Fraternal societies whose members provided each other with mutual aid reached a pinnacle of popularity in the 1920s. Membership declined in the 1930s due in part to cultural changes and New Deal welfare programs, which appear to have crowded out fraternal societies, eventually reducing many to obsolescence.
With regard to large-scale environmental problems, some argue that any policy response would fail to maximize welfare. They believe the best policy is no policy. Others claim policy responses can maximize welfare but must be constrained by liberal principles.
IHS concluded its “World History of Liberalism” online seminar series. This was the first of three COVID-era experimental programs designed to replicate the experience of a graduate seminar in the online space, using materials students were unlikely to encounter in their coursework.
Controversy over the appropriate relationship between government and religion in the United States likely predates the American founding. Adding fuel to those controversies are different ways of thinking about the meaning of religious liberty that converge on some points and diverge on others.

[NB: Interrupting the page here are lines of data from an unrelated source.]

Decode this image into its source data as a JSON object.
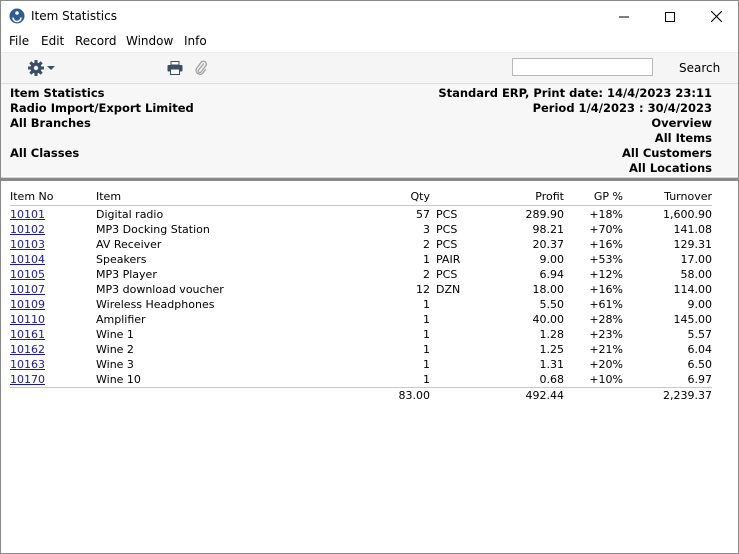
{
  "window": {
    "title": "Item Statistics",
    "icon": "app-logo-icon"
  },
  "menu": [
    "File",
    "Edit",
    "Record",
    "Window",
    "Info"
  ],
  "toolbar": {
    "search_value": "",
    "search_label": "Search"
  },
  "report": {
    "left": [
      "Item Statistics",
      "Radio Import/Export Limited",
      "All Branches",
      "All Classes"
    ],
    "company_print": "Standard ERP, Print date:  14/4/2023 23:11",
    "period": "Period  1/4/2023 : 30/4/2023",
    "right": [
      "Overview",
      "All Items",
      "All Customers",
      "All Locations"
    ]
  },
  "table": {
    "headers": {
      "item_no": "Item No",
      "item": "Item",
      "qty": "Qty",
      "profit": "Profit",
      "gp": "GP %",
      "turnover": "Turnover"
    },
    "rows": [
      {
        "no": "10101",
        "item": "Digital radio",
        "qty": "57",
        "unit": "PCS",
        "profit": "289.90",
        "gp": "+18%",
        "turnover": "1,600.90"
      },
      {
        "no": "10102",
        "item": "MP3 Docking Station",
        "qty": "3",
        "unit": "PCS",
        "profit": "98.21",
        "gp": "+70%",
        "turnover": "141.08"
      },
      {
        "no": "10103",
        "item": "AV Receiver",
        "qty": "2",
        "unit": "PCS",
        "profit": "20.37",
        "gp": "+16%",
        "turnover": "129.31"
      },
      {
        "no": "10104",
        "item": "Speakers",
        "qty": "1",
        "unit": "PAIR",
        "profit": "9.00",
        "gp": "+53%",
        "turnover": "17.00"
      },
      {
        "no": "10105",
        "item": "MP3 Player",
        "qty": "2",
        "unit": "PCS",
        "profit": "6.94",
        "gp": "+12%",
        "turnover": "58.00"
      },
      {
        "no": "10107",
        "item": "MP3 download voucher",
        "qty": "12",
        "unit": "DZN",
        "profit": "18.00",
        "gp": "+16%",
        "turnover": "114.00"
      },
      {
        "no": "10109",
        "item": "Wireless Headphones",
        "qty": "1",
        "unit": "",
        "profit": "5.50",
        "gp": "+61%",
        "turnover": "9.00"
      },
      {
        "no": "10110",
        "item": "Amplifier",
        "qty": "1",
        "unit": "",
        "profit": "40.00",
        "gp": "+28%",
        "turnover": "145.00"
      },
      {
        "no": "10161",
        "item": "Wine 1",
        "qty": "1",
        "unit": "",
        "profit": "1.28",
        "gp": "+23%",
        "turnover": "5.57"
      },
      {
        "no": "10162",
        "item": "Wine 2",
        "qty": "1",
        "unit": "",
        "profit": "1.25",
        "gp": "+21%",
        "turnover": "6.04"
      },
      {
        "no": "10163",
        "item": "Wine 3",
        "qty": "1",
        "unit": "",
        "profit": "1.31",
        "gp": "+20%",
        "turnover": "6.50"
      },
      {
        "no": "10170",
        "item": "Wine 10",
        "qty": "1",
        "unit": "",
        "profit": "0.68",
        "gp": "+10%",
        "turnover": "6.97"
      }
    ],
    "totals": {
      "qty": "83.00",
      "profit": "492.44",
      "turnover": "2,239.37"
    }
  },
  "colors": {
    "link": "#1a1a9a",
    "header_bg": "#f7f7f7",
    "toolbar_bg": "#f5f5f5",
    "logo_blue": "#2f5d93"
  }
}
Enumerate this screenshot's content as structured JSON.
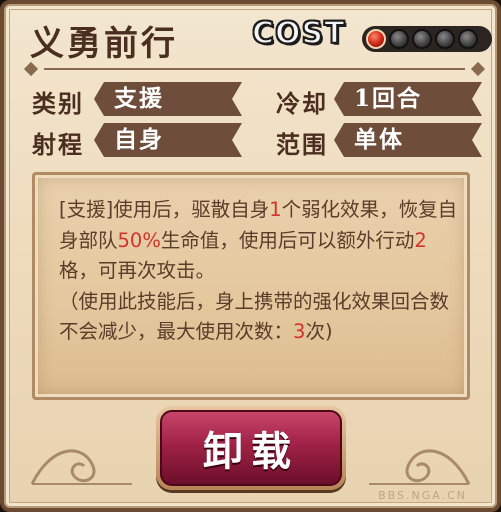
{
  "skill": {
    "name": "义勇前行",
    "cost_label": "COST",
    "cost_value": 1,
    "cost_max": 5
  },
  "fields": {
    "category_label": "类别",
    "category_value": "支援",
    "cooldown_label": "冷却",
    "cooldown_value": "1回合",
    "range_label": "射程",
    "range_value": "自身",
    "scope_label": "范围",
    "scope_value": "单体"
  },
  "description": {
    "p1_a": "[支援]使用后，驱散自身",
    "p1_hl1": "1",
    "p1_b": "个弱化效果，恢复自身部队",
    "p1_hl2": "50%",
    "p1_c": "生命值，使用后可以额外行动",
    "p1_hl3": "2",
    "p1_d": "格，可再次攻击。",
    "p2_a": "（使用此技能后，身上携带的强化效果回合数不会减少，最大使用次数：",
    "p2_hl": "3",
    "p2_b": "次)"
  },
  "button": {
    "unload_label": "卸载"
  },
  "watermark": "BBS.NGA.CN",
  "colors": {
    "highlight": "#d0342c",
    "button": "#a02246",
    "cost_active": "#d22a18"
  }
}
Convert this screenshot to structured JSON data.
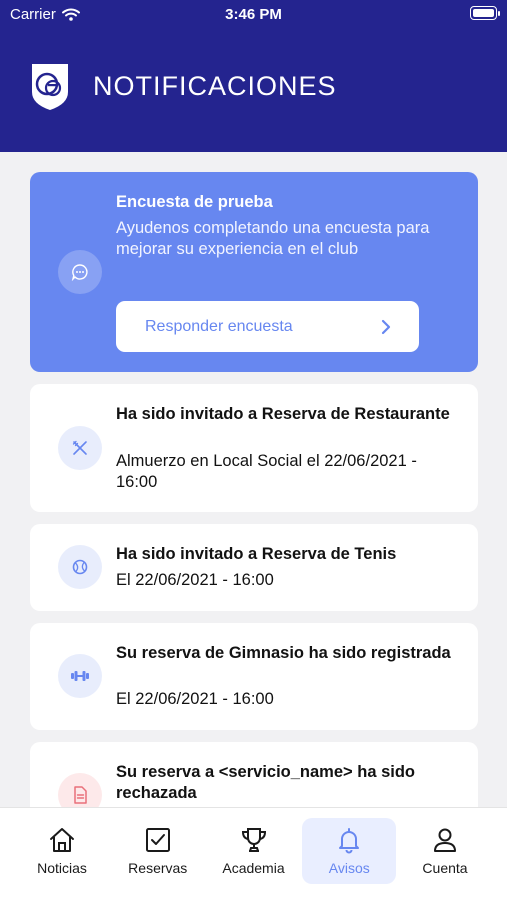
{
  "status_bar": {
    "carrier": "Carrier",
    "time": "3:46 PM"
  },
  "header": {
    "title": "NOTIFICACIONES"
  },
  "survey": {
    "title": "Encuesta de prueba",
    "body": "Ayudenos completando una encuesta para mejorar su experiencia en el club",
    "button_label": "Responder encuesta",
    "icon": "chat-bubble-icon"
  },
  "notifications": [
    {
      "title": "Ha sido invitado a Reserva de Restaurante",
      "body": "Almuerzo en Local Social el 22/06/2021 - 16:00",
      "icon": "utensils-icon"
    },
    {
      "title": "Ha sido invitado a Reserva de Tenis",
      "body": "El 22/06/2021 - 16:00",
      "icon": "tennis-ball-icon"
    },
    {
      "title": "Su reserva de Gimnasio ha sido registrada",
      "body": "El 22/06/2021 - 16:00",
      "icon": "dumbbell-icon"
    },
    {
      "title": "Su reserva a <servicio_name> ha sido rechazada",
      "body": "",
      "icon": "document-icon"
    }
  ],
  "tabbar": {
    "items": [
      {
        "label": "Noticias",
        "icon": "home-icon"
      },
      {
        "label": "Reservas",
        "icon": "checkbox-icon"
      },
      {
        "label": "Academia",
        "icon": "trophy-icon"
      },
      {
        "label": "Avisos",
        "icon": "bell-icon"
      },
      {
        "label": "Cuenta",
        "icon": "user-icon"
      }
    ],
    "active": "Avisos"
  },
  "colors": {
    "header_bg": "#24248f",
    "accent": "#6787f0",
    "background": "#f1f1f3",
    "alert": "#e9707a"
  }
}
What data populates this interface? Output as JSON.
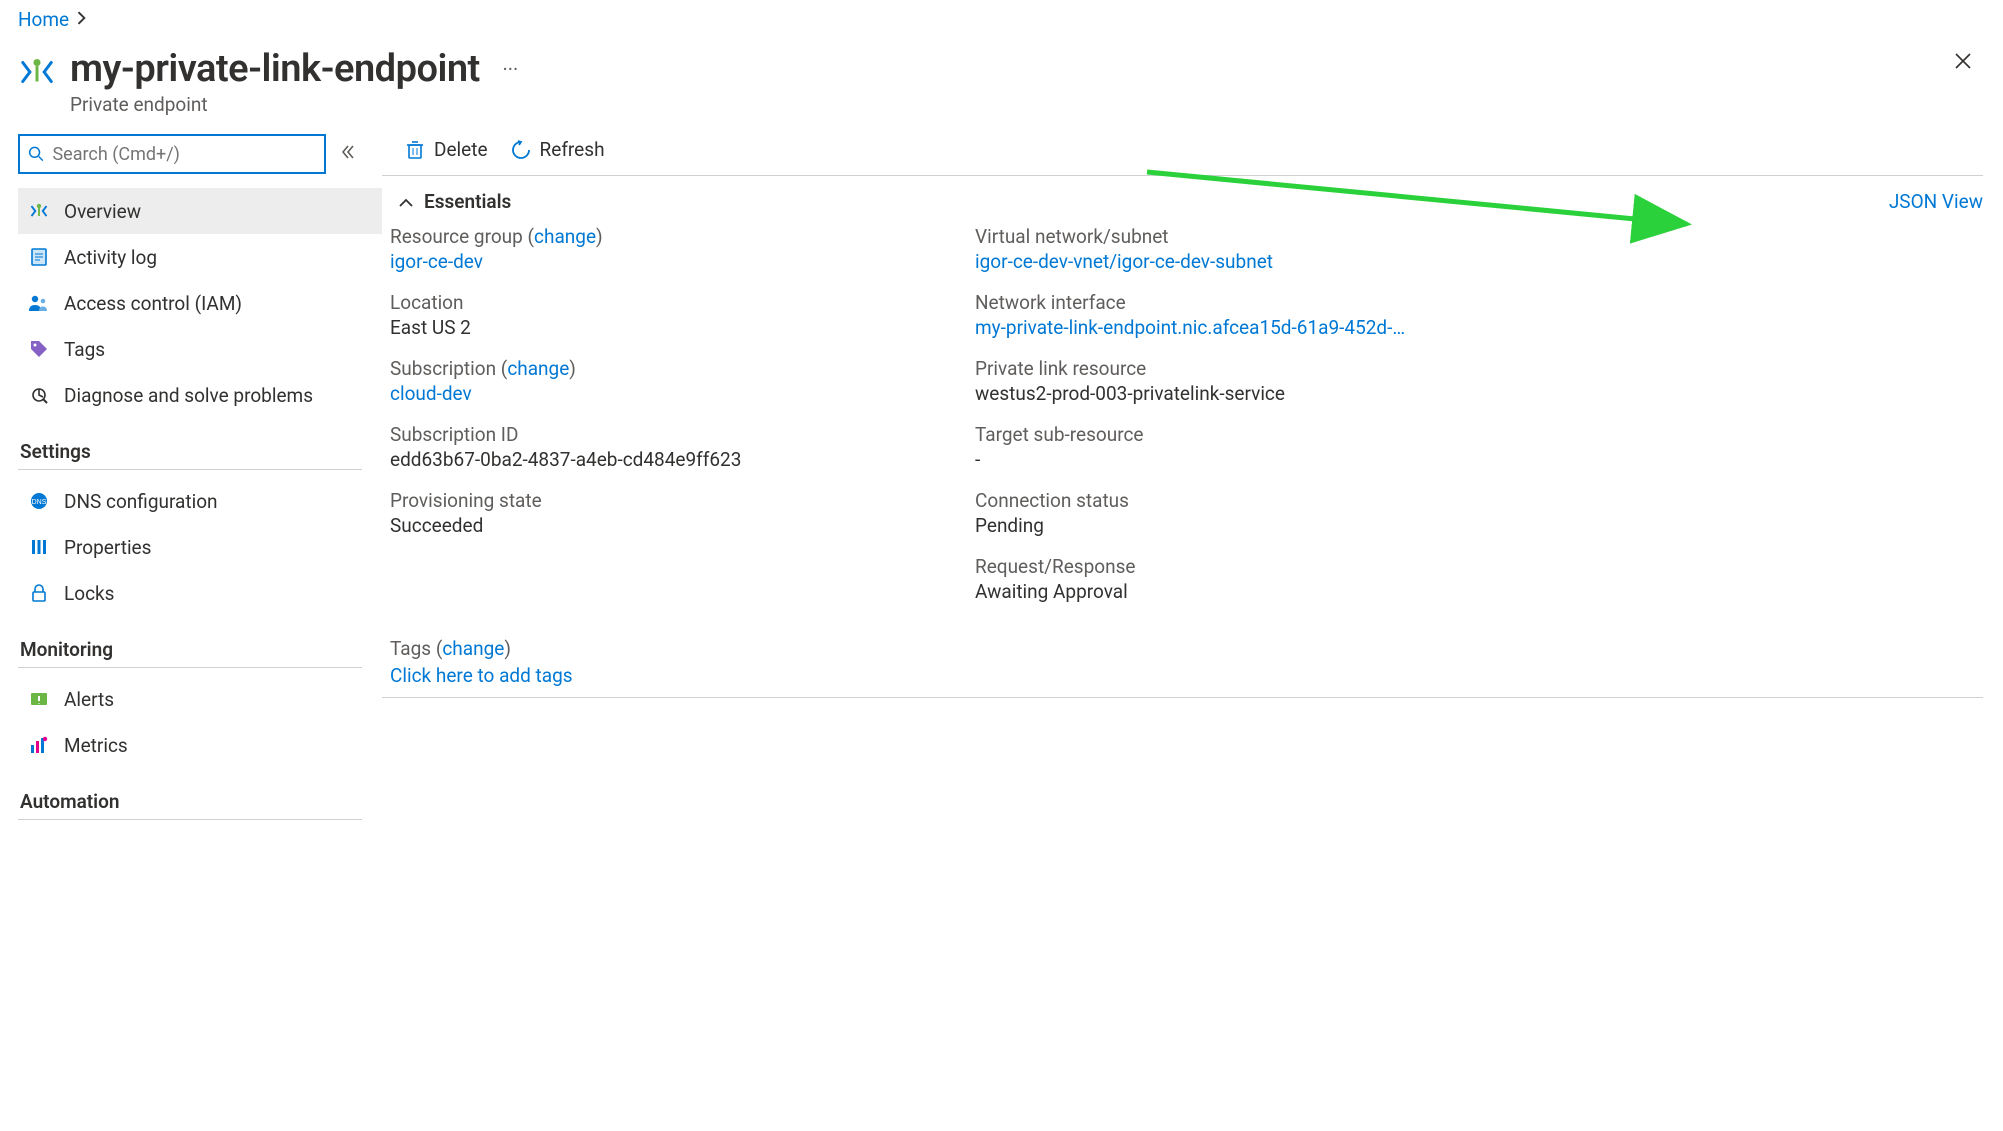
{
  "breadcrumb": {
    "home": "Home"
  },
  "header": {
    "title": "my-private-link-endpoint",
    "subtitle": "Private endpoint"
  },
  "search": {
    "placeholder": "Search (Cmd+/)"
  },
  "nav": {
    "overview": "Overview",
    "activity_log": "Activity log",
    "access_control": "Access control (IAM)",
    "tags": "Tags",
    "diagnose": "Diagnose and solve problems",
    "group_settings": "Settings",
    "dns_config": "DNS configuration",
    "properties": "Properties",
    "locks": "Locks",
    "group_monitoring": "Monitoring",
    "alerts": "Alerts",
    "metrics": "Metrics",
    "group_automation": "Automation"
  },
  "toolbar": {
    "delete": "Delete",
    "refresh": "Refresh"
  },
  "essentials": {
    "header": "Essentials",
    "json_view": "JSON View",
    "change": "change",
    "left": {
      "resource_group_label": "Resource group",
      "resource_group_value": "igor-ce-dev",
      "location_label": "Location",
      "location_value": "East US 2",
      "subscription_label": "Subscription",
      "subscription_value": "cloud-dev",
      "subscription_id_label": "Subscription ID",
      "subscription_id_value": "edd63b67-0ba2-4837-a4eb-cd484e9ff623",
      "provisioning_state_label": "Provisioning state",
      "provisioning_state_value": "Succeeded"
    },
    "right": {
      "vnet_label": "Virtual network/subnet",
      "vnet_value": "igor-ce-dev-vnet/igor-ce-dev-subnet",
      "nic_label": "Network interface",
      "nic_value": "my-private-link-endpoint.nic.afcea15d-61a9-452d-8...",
      "pl_resource_label": "Private link resource",
      "pl_resource_value": "westus2-prod-003-privatelink-service",
      "target_sub_label": "Target sub-resource",
      "target_sub_value": "-",
      "conn_status_label": "Connection status",
      "conn_status_value": "Pending",
      "req_resp_label": "Request/Response",
      "req_resp_value": "Awaiting Approval"
    },
    "tags_label": "Tags",
    "tags_link": "Click here to add tags"
  }
}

History has always been John Majewski’s passion. When he was just a boy, Majewski began collecting World War II and Civil War books. Today he is a scholar and professor of history at UC Santa Barbara whose research considers the political economy of the United States around the time of the Civil War.
The arrival of the new history of capitalism raises questions and challenges for scholars teaching and pursuing research in the subfield. How should the history of capitalism be taught? How should historians make sense of and navigate between divergent paradigms? What are the new frontiers of scholarship for graduate students looking to make a mark on this important and complex discourse?
Students learned about coal production in England but left skeptical of whether it mattered. They learned about wage rates after the Black Death and heard from Mokyr that none of it would have gone anywhere if not for innovations in technology and society.
Mental health is an immensely important topic, made all the more so in the COVID …
The Institute for Humane Studies and Liberty Fund convened a group of graduate students to discuss “Liberty and Civil Society” as part of a co-sponsored discussion colloquium. This weekend-long Advanced Topics in Liberty discussion was led by Professor John Hasnas, Georgetown University, a veteran IHS faculty member.
In the spring of 2021, a mixed audience of graduate students and faculty convened as part of the Institute for Humane Studies’ Advanced Topics series of discussion colloquia co-sponsored with Liberty Fund. In a Socratic discussion, these scholars tackled the topic of “Liberty and the Struggle for the Early Chinese State,” with historian Stephen Davies serving as the discussion leader.